Oh, the plans.
Needless to say, when you go to bed early, the evenings aren’t that long – and, when you’re in the midst of the spin cycle that is the school week, five days isn’t long either.
The stack of photos still lies untouched; the scrapbook doesn’t exist; the baths never happened; neither did the cycling, the yoga and the shopping.
So what was I doing for the last five nights? Here’s what I did manage:
- I got the children to bed by 7.15 every night.
- I created a lot of space in the freezer by eating curious boxes of unidentifiable food for dinner (with no stomach-aches).
- I watched “Julie & Julia” (over two nights!).
- I researched the best children’s iPad apps.
- I made 10 packed lunches.
- I drank too much wine at book club.
- I read the whole of “Two Lipsticks and A Lover” by Helena Frith Powell and learned from it that I need new underwear.
- I created a delicious pasta sauce involving left-over spinach, crème fraîche, mushrooms, onions, garlic and Parmesan.
- I took out travel insurance.
Not what I planned, maybe, but not too shabby either. What did you do?
Following my disclosure that DD likes homemade apple and cinnamon pancakes (they’re actually apple and all-spice if we’re getting technical), I’ve been inundated with people saying how amazing it is that I make them in the mornings.
Well, small confession here: I don’t actually make them in the mornings (would you?). While I have moments when I can be pretty good at home, I’ve not yet entirely surrendered my life to the art of housewifery. I make the pancakes on a Saturday afternoon, when a glass of wine is so close I could almost smell it (ie about 4pm), then freeze them in layers of greaseproof paper.
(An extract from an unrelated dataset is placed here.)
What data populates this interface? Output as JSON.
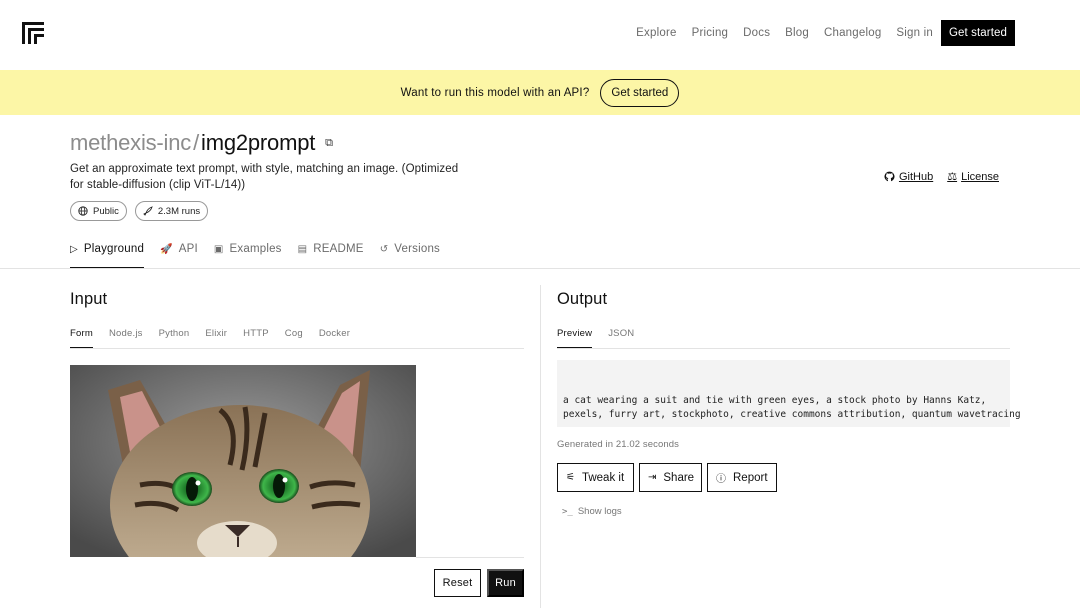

In the mornings, I just whip two out, microwave them back to life for one minute and drizzle with maple syrup. Delish.
225g self-raising flour
1 tablespoon caster sugar (can use less)
All-spice or cinnamon powder (as much as you like)
1 egg, lightly beaten
1.5 red apples, skinned and grated
Spray olive oil for cooking (I used to use butter but it makes them very heavy and artery-clogging). I now use PAM spray oil and it makes a much lighter pancake.
Combine flour, sugar and all-spice (or cinnamon or nutmeg) in a bowl. Make a well in the centre. Whisk egg and milk together. Add egg mixture to flour. If you’re feeling strong, whisk until smooth – I use the electric mixer for about 30 seconds at which point I get bored and stop.
Stir in the grated apple and the wheat bran. I put as much wheat bran in as I think I can get away with without DD noticing. Usually a generous shake and a bit.
Heat a large frying pan. Spray with cooking oil. Dollop in the mixture to make pancakes about the size of the palm of your hand and cook gently till bubbles appear (I can get about three in one pan). Flip without sticking them to the ceiling, cook till light brown and da-nah! Breakfast done for a week.
Layer with greaseproof paper in plastic containers, and freeze.
Reawaken with 1 minute in the microwave. Serve with maple syrup, then read the Daily Mail online while the kids enjoy.